“I hope professors and graduate students will include the exhibition in their courses and look forward to the opportunity to work with others to develop pedagogies to generate interest in the exhibition,” a- she stressed.
And because the exhibit will be available everywhere, Damluji and Hughes hope its message will spread beyond campus.
“Originally I thought how much the United States was involved in the Middle East and Iraq, but how little the impact of this invasion and conflict has been felt by most Americans,” Hughes said. “I was hoping this exhibition could bridge some of that distance for the attendees. By shedding light on the lives and deaths of these Iraqi academics, we might perhaps question the configuration of Iraqis and the Middle East as “insurmountable lives.” I still hope that the UCSB community will be able to engage with this material, but again, as the exhibit is now available beyond Santa Barbara and the United States, I hope the international aspects of this project could inspire more solidarity between people.

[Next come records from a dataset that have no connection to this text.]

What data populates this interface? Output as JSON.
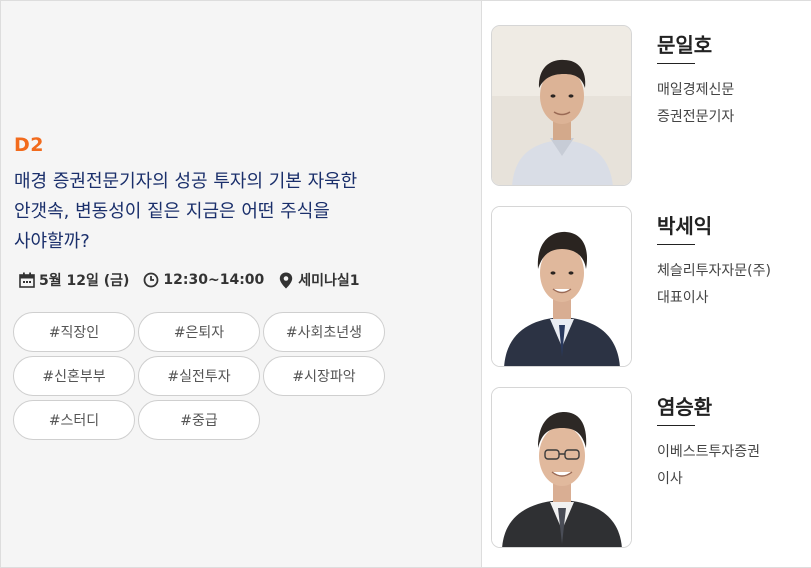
{
  "session": {
    "day": "D2",
    "title_line1": "매경 증권전문기자의 성공 투자의 기본 자욱한",
    "title_line2": "안갯속, 변동성이 짙은 지금은 어떤 주식을",
    "title_line3": "사야할까?",
    "date": "5월 12일 (금)",
    "time": "12:30~14:00",
    "location": "세미나실1",
    "accent_color": "#f26b1d",
    "title_color": "#1a2f6b"
  },
  "icons": {
    "date": "calendar-icon",
    "time": "clock-icon",
    "location": "map-pin-icon"
  },
  "tags": [
    "#직장인",
    "#은퇴자",
    "#사회초년생",
    "#신혼부부",
    "#실전투자",
    "#시장파악",
    "#스터디",
    "#중급"
  ],
  "speakers": [
    {
      "name": "문일호",
      "org": "매일경제신문",
      "role": "증권전문기자"
    },
    {
      "name": "박세익",
      "org": "체슬리투자자문(주)",
      "role": "대표이사"
    },
    {
      "name": "염승환",
      "org": "이베스트투자증권",
      "role": "이사"
    }
  ]
}
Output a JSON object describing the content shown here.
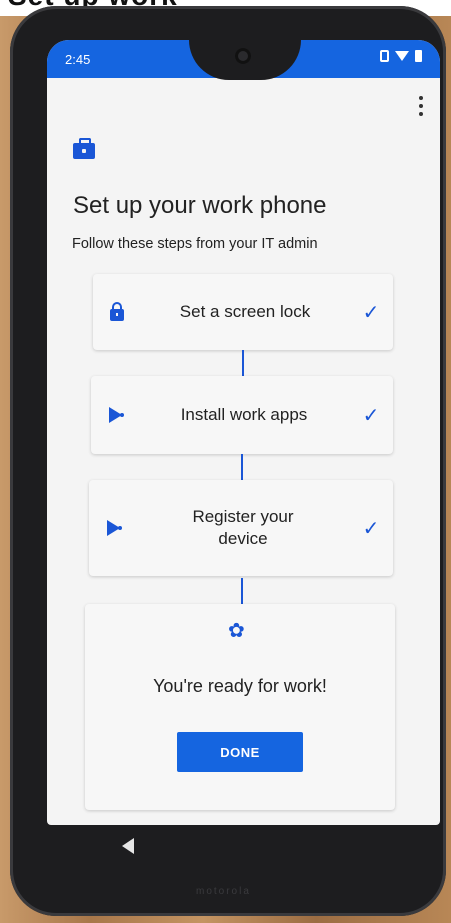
{
  "caption": {
    "text": "Set up work"
  },
  "status": {
    "time": "2:45"
  },
  "header": {
    "title": "Set up your work phone",
    "subtitle": "Follow these steps from your IT admin"
  },
  "steps": [
    {
      "label": "Set a screen lock",
      "icon": "lock-icon",
      "done": true,
      "check": "✓"
    },
    {
      "label": "Install work apps",
      "icon": "play-store-icon",
      "done": true,
      "check": "✓"
    },
    {
      "label": "Register your device",
      "icon": "play-store-icon",
      "done": true,
      "check": "✓"
    }
  ],
  "final": {
    "icon": "party-popper-icon",
    "message": "You're ready for work!",
    "done_label": "DONE"
  },
  "device": {
    "brand": "motorola"
  },
  "colors": {
    "accent": "#1565e0",
    "icon_blue": "#1a56d6",
    "background": "#f4f4f4"
  }
}
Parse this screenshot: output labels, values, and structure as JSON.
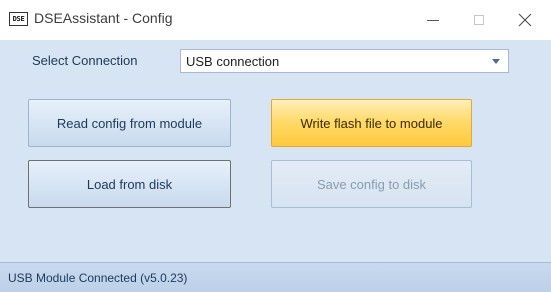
{
  "window": {
    "title": "DSEAssistant - Config",
    "app_icon_text": "DSE"
  },
  "connection": {
    "label": "Select Connection",
    "selected": "USB connection"
  },
  "buttons": {
    "read": "Read config from module",
    "write": "Write flash file to module",
    "load": "Load from disk",
    "save": "Save config to disk"
  },
  "status": {
    "text": "USB Module Connected (v5.0.23)"
  },
  "colors": {
    "client_background": "#d6e4f3",
    "accent_button": "#ffd966",
    "status_bar": "#c9daee"
  },
  "icons": [
    "app-icon",
    "minimize-icon",
    "maximize-icon",
    "close-icon",
    "chevron-down-icon"
  ]
}
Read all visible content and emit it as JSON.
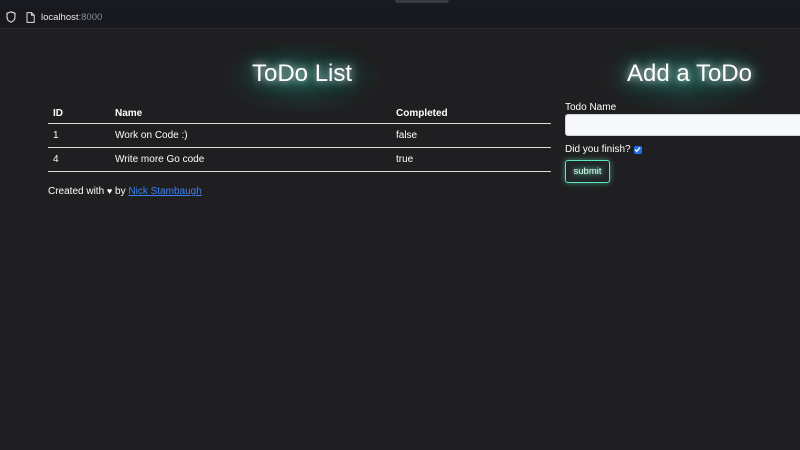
{
  "browser": {
    "url_host": "localhost",
    "url_port": ":8000"
  },
  "todo_list": {
    "title": "ToDo List",
    "columns": [
      "ID",
      "Name",
      "Completed"
    ],
    "rows": [
      {
        "id": "1",
        "name": "Work on Code :)",
        "completed": "false"
      },
      {
        "id": "4",
        "name": "Write more Go code",
        "completed": "true"
      }
    ]
  },
  "footer": {
    "prefix": "Created with",
    "heart": "♥",
    "by": "by",
    "author_link": "Nick Stambaugh"
  },
  "add_form": {
    "title": "Add a ToDo",
    "name_label": "Todo Name",
    "name_value": "",
    "finish_label": "Did you finish?",
    "finish_checked": true,
    "submit_label": "submit"
  },
  "colors": {
    "background": "#1f1f21",
    "glow": "#50e6c8",
    "submit_border": "#5fe3b4",
    "link": "#3b82f6",
    "checkbox": "#1e6fe8"
  }
}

Beausoleil, who said the impact of seeing an exhibit like “Shadow and Light” sometimes takes days to register, hopes people watching it see Iraqi academics as their own professors.
“The exhibition is structured in such a way that there is room for a lot of thinking and discussion,” he said. “It’s a quiet show of respect for those lives that have been so easily judged and rejected. The more closely we examine our own lives and history, the more we realize that we have a collective responsibility to reduce the distance between us, a distance that has been created artificially by those in power.
For Damluji, whose research focuses in part on the history of Iraq and its diasporas, co-hosting “Shadow and Light” has been heartbreaking at times, but it has also resonated personally.
“The experience of curating this magnificent exhibit has been haunting,” she said. “It disrupted my sleep. The images and names of murdered Iraqis live with me in the silences of my day. On the one hand, these stories are personal to me because I am Iraqi and I come from a family of academics. And yet, stories are personal to all of us, no matter who we are or where we come from. Just imagine that you are afraid for your life or lose your life because of the work you do to educate, learn, serve your students and your campus. Imagine that.
“It’s deeply personal because our passion as educators,” continued Damluji, “and our dedication to defending the right to education is what unites us on this campus and with other public universities around the world. whole. The exhibit tells stories of devastation not only for Iraqis, but for humanity. “